Phyllis Chesler is a Jewish American writer, psychotherapist, and professor emerita of psychology and women's studies at the College of Staten Island (CUNY). She is known as a feminist psychologist, and is the author of thirteen books including the best-seller Women and Madness, and the recent publications The Death of Feminism and The New Anti-Semitism.
Chesler was born in New York to Jewish immigrants. She attended Bard College, where for two years she had a relationship with a fellow student from Afghanistan. She was briefly married to him in 1961, during which time the couple lived in Afghanistan, in the capital city of Kabul, in the large, polygamous household of her father-in-law. She credits this experience with inspiring her to become an ardent feminist. After a traumatic marriage and divorce in Afghanistan, Chesler returned to the United States to graduate from Bard College. In 1969, she earned a Ph.D. in psychology at the New School for Social Research and embarked on her career as a professor and a psychotherapist in private practice.
In 1969, she cofounded the Association for Women in Psychology. In 1972, she published Women and Madness.
Chesler taught one of the first Women's Studies classes at Richmond College in New York City during the 1969-1970 school year. During her time at Richmond College, she established many services for female students, including self-defense classes, a rape crisis center, and a child care center. She is one of five cofounders of The National Women's Health Network and is a charter member of the Women's Forum.
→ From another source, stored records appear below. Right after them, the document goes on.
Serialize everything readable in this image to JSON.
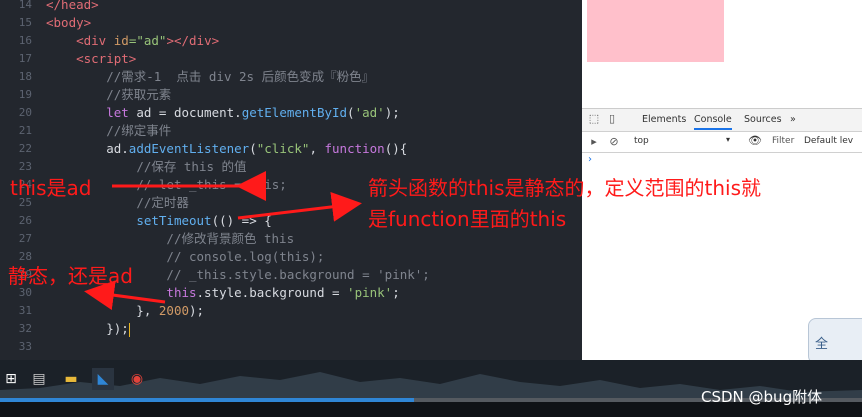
{
  "editor": {
    "lines": [
      {
        "n": "14",
        "tokens": [
          {
            "t": "</head>",
            "c": "tag"
          }
        ]
      },
      {
        "n": "15",
        "tokens": [
          {
            "t": "<body>",
            "c": "tag"
          }
        ]
      },
      {
        "n": "16",
        "tokens": [
          {
            "t": "    "
          },
          {
            "t": "<div ",
            "c": "tag"
          },
          {
            "t": "id",
            "c": "attr"
          },
          {
            "t": "=\"ad\"",
            "c": "str"
          },
          {
            "t": "></div>",
            "c": "tag"
          }
        ]
      },
      {
        "n": "17",
        "tokens": [
          {
            "t": "    "
          },
          {
            "t": "<script>",
            "c": "tag"
          }
        ]
      },
      {
        "n": "18",
        "tokens": [
          {
            "t": "        "
          },
          {
            "t": "//需求-1  点击 div 2s 后颜色变成『粉色』",
            "c": "cm"
          }
        ]
      },
      {
        "n": "19",
        "tokens": [
          {
            "t": "        "
          },
          {
            "t": "//获取元素",
            "c": "cm"
          }
        ]
      },
      {
        "n": "20",
        "tokens": [
          {
            "t": "        "
          },
          {
            "t": "let",
            "c": "kw"
          },
          {
            "t": " ad = document."
          },
          {
            "t": "getElementById",
            "c": "fn"
          },
          {
            "t": "("
          },
          {
            "t": "'ad'",
            "c": "str"
          },
          {
            "t": ");"
          }
        ]
      },
      {
        "n": "21",
        "tokens": [
          {
            "t": "        "
          },
          {
            "t": "//绑定事件",
            "c": "cm"
          }
        ]
      },
      {
        "n": "22",
        "tokens": [
          {
            "t": "        "
          },
          {
            "t": "ad."
          },
          {
            "t": "addEventListener",
            "c": "fn"
          },
          {
            "t": "("
          },
          {
            "t": "\"click\"",
            "c": "str"
          },
          {
            "t": ", "
          },
          {
            "t": "function",
            "c": "kw"
          },
          {
            "t": "(){"
          }
        ]
      },
      {
        "n": "23",
        "tokens": [
          {
            "t": "            "
          },
          {
            "t": "//保存 this 的值",
            "c": "cm"
          }
        ]
      },
      {
        "n": "24",
        "tokens": [
          {
            "t": "            "
          },
          {
            "t": "// let _this = this;",
            "c": "cm"
          }
        ]
      },
      {
        "n": "25",
        "tokens": [
          {
            "t": "            "
          },
          {
            "t": "//定时器",
            "c": "cm"
          }
        ]
      },
      {
        "n": "26",
        "tokens": [
          {
            "t": "            "
          },
          {
            "t": "setTimeout",
            "c": "fn"
          },
          {
            "t": "(() => {"
          }
        ]
      },
      {
        "n": "27",
        "tokens": [
          {
            "t": "                "
          },
          {
            "t": "//修改背景颜色 this",
            "c": "cm"
          }
        ]
      },
      {
        "n": "28",
        "tokens": [
          {
            "t": "                "
          },
          {
            "t": "// console.log(this);",
            "c": "cm"
          }
        ]
      },
      {
        "n": "29",
        "tokens": [
          {
            "t": "                "
          },
          {
            "t": "// _this.style.background = 'pink';",
            "c": "cm"
          }
        ]
      },
      {
        "n": "30",
        "tokens": [
          {
            "t": "                "
          },
          {
            "t": "this",
            "c": "kw"
          },
          {
            "t": ".style.background = "
          },
          {
            "t": "'pink'",
            "c": "str"
          },
          {
            "t": ";"
          }
        ]
      },
      {
        "n": "31",
        "tokens": [
          {
            "t": "            }, "
          },
          {
            "t": "2000",
            "c": "num"
          },
          {
            "t": ");"
          }
        ]
      },
      {
        "n": "32",
        "tokens": [
          {
            "t": "        });"
          }
        ]
      },
      {
        "n": "33",
        "tokens": []
      }
    ]
  },
  "annotations": {
    "this_is_ad": "this是ad",
    "arrow_note_line1": "箭头函数的this是静态的，定义范围的this就",
    "arrow_note_line2": "是function里面的this",
    "static_still_ad": "静态，还是ad"
  },
  "devtools": {
    "tabs": [
      "Elements",
      "Console",
      "Sources",
      "»"
    ],
    "active_tab": "Console",
    "context": "top",
    "filter_placeholder": "Filter",
    "levels": "Default lev",
    "prompt": "›"
  },
  "widget_text": "全",
  "watermark": "CSDN @bug附体",
  "video_progress": 0.48,
  "colors": {
    "pink_box": "#ffc0cb",
    "annotation": "#ff1a1a",
    "accent": "#2f86d6"
  }
}
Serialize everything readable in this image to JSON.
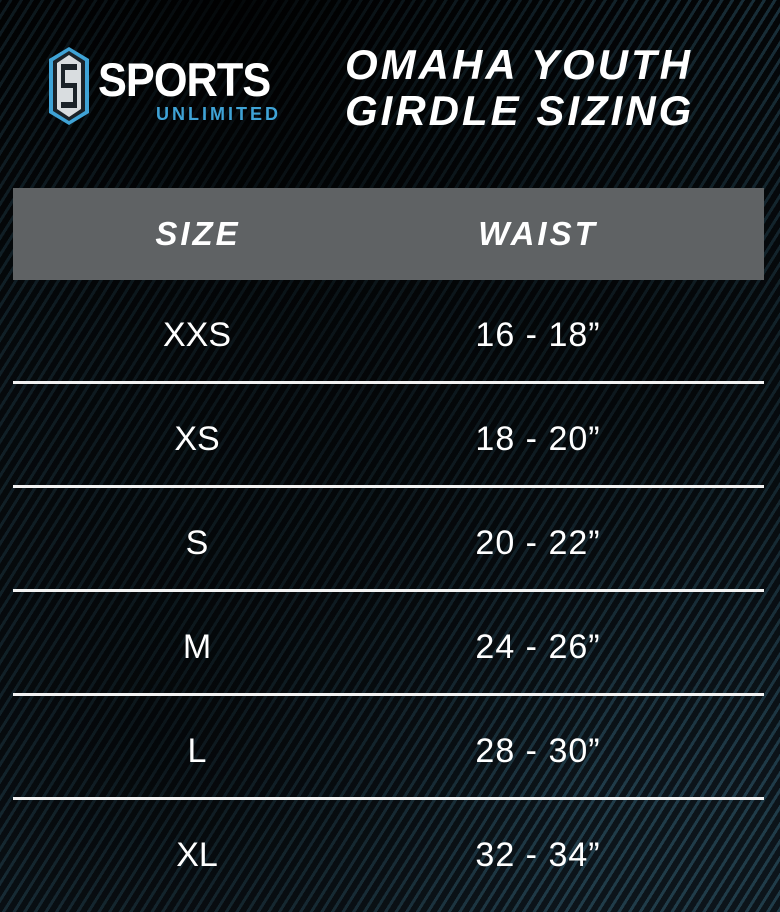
{
  "brand": {
    "word": "SPORTS",
    "sub": "UNLIMITED",
    "accent_color": "#3fa3d6",
    "icon": "shield-s-logo-icon"
  },
  "title": {
    "line1": "OMAHA YOUTH",
    "line2": "GIRDLE SIZING"
  },
  "table": {
    "headers": {
      "size": "SIZE",
      "waist": "WAIST"
    },
    "rows": [
      {
        "size": "XXS",
        "waist": "16 - 18”"
      },
      {
        "size": "XS",
        "waist": "18 - 20”"
      },
      {
        "size": "S",
        "waist": "20 - 22”"
      },
      {
        "size": "M",
        "waist": "24 - 26”"
      },
      {
        "size": "L",
        "waist": "28 - 30”"
      },
      {
        "size": "XL",
        "waist": "32 - 34”"
      }
    ]
  }
}
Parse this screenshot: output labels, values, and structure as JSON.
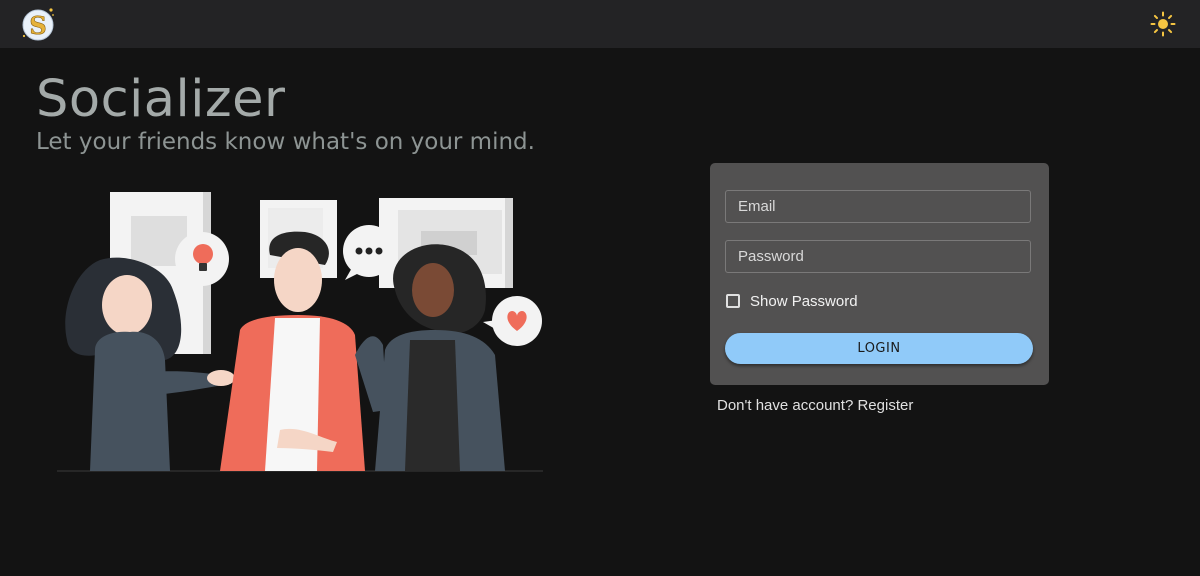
{
  "app": {
    "logo_letter": "S",
    "theme_icon": "sun-icon"
  },
  "hero": {
    "title": "Socializer",
    "tagline": "Let your friends know what's on your mind."
  },
  "login": {
    "email_placeholder": "Email",
    "password_placeholder": "Password",
    "show_password_label": "Show Password",
    "show_password_checked": false,
    "login_button": "LOGIN"
  },
  "register": {
    "prompt": "Don't have account? ",
    "link": "Register"
  },
  "colors": {
    "accent": "#90caf9",
    "background": "#131313",
    "topbar": "#232325",
    "card": "#525151",
    "sun": "#f5c542"
  }
}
She was an editor at large and columnist for the magazine On The Issues.
Chesler has recently become known for her campaign against what she considers to be a “new anti-Semitism”. She has written about this concept in her book The New Anti-Semitism: The Current Crisis and What We Must Do About It (2003).